This is actually the second time the Nationals have drafted Bryan Harper. They also picked him in the 31st round out of high school in 2008, but didn’t sign him. He went on to play with younger brother Bryce at College of Southern Nevada and then transferred to South Carolina this year.
Bryce naturally thinks Bryan is really good:
He’s one of the most dominating left-handed pitchers I’ve seen in my life. My brother’s pretty good and I wouldn’t say it if he wasn’t.
Perhaps, but Bryan Harper has a 5.40 ERA and 18/17 K/BB ratio as a reliever this season. For now at least Bryce should probably stick to hitting rather than scouting.
Adam Kilgore of the Washington Post speculates that the Nationals might send Bryan Harper to Single-A to play with Bryce. If they can sign him, of course. The 6-foot-5 southpaw still has one more season of eligibility left and could opt to return to school.
A Solar Eclipse
by Ella Wheeler Wilcox
In that great journey of the stars through space
About the mighty, all-directing Sun,
The pallid, faithful Moon, has been the one
Companion of the Earth. Her tender face,
Pale with the swift, keen purpose of that race,
Which at Time’s natal hour was first begun,
Shines ever on her lover as they run
And lights his orbit with her silvery smile.
Sometimes such passionate love doth in her rise,
Down from her beaten path she softly slips,
And with her mantle veils the Sun’s bold eyes,
Then in the gloaming finds her lover’s lips.
While far and near the men our world call wise
See only that the Sun is in eclipse.
Over the weekend the World Umpires Association — the umpire’s union — launched a protest in response to what it feels is Major League Baseball’s failure to adequately address the “escalating attacks” on the men in blue. They were specifically upset that Ian Kinsler didn’t get suspended for his remarks in which he said that Angel Hernandez should get out of the umpiring business because he’s terrible. Apparently to umpires truth is no defense. In any event, they wore white wristbands Saturday night as a sign of solidarity or whatever.
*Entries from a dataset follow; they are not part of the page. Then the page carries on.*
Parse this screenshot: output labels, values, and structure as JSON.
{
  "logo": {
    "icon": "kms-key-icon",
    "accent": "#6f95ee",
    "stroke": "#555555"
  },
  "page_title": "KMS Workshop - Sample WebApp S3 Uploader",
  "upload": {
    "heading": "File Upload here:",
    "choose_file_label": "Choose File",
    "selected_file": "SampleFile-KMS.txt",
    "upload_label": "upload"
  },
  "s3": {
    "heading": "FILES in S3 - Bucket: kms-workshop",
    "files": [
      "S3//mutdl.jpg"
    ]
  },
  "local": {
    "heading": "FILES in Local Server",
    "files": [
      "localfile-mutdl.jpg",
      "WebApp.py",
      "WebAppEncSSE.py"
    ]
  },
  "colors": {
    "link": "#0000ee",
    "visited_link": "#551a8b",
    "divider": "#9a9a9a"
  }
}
Now that’s over, it seems. At least for the time being. The Association released this statement yesterday afternoon:
“Today, WUA members agreed to the Commissioner’s proposal to meet with the Union’s Governing Board to discuss the concerns on which our white wristband protest is based. We appreciate the Commissioner’s willingness to engage seriously on verbal attacks and other important issues that must be addressed. To demonstrate our good faith, MLB Umpires will remove the protest white wristbands pending the requested meeting.”
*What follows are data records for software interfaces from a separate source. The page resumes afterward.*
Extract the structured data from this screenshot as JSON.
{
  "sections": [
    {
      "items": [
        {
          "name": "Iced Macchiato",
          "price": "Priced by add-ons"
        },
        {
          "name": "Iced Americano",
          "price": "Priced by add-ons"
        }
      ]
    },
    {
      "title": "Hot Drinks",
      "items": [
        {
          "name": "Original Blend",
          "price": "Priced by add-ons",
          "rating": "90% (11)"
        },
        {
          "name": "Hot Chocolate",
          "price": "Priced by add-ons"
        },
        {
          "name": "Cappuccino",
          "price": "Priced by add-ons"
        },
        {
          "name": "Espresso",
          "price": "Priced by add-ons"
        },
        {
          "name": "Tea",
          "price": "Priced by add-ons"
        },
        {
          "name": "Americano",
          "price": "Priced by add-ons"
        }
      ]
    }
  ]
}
As many noted over the weekend — most notably Emma Span of Sports Illustrated — this protest was, at best, tone deaf. While officials are, obviously, due proper respect, a player jawing at an umpire is neither unprecedented nor very serious compared to, well, almost anything that goes on in the game or in society. At a time when people are literally taking to the streets to protest white supremacy, Neo-Nazis and the KKK, asking folks to spare thoughts for some people who sometimes have to take guff over ball and strike calls is not exactly a cause that is going to draw a ton of sympathy. And that’s before you address the fact that the umpires are not innocent when it comes to stoking the animosity between themselves and the players.
I wouldn’t expect to hear too much more out of this other than, perhaps, a relatively non-committal statement from Major League Baseball and a relatively detail-free declaration of victory by the umpires after their meeting.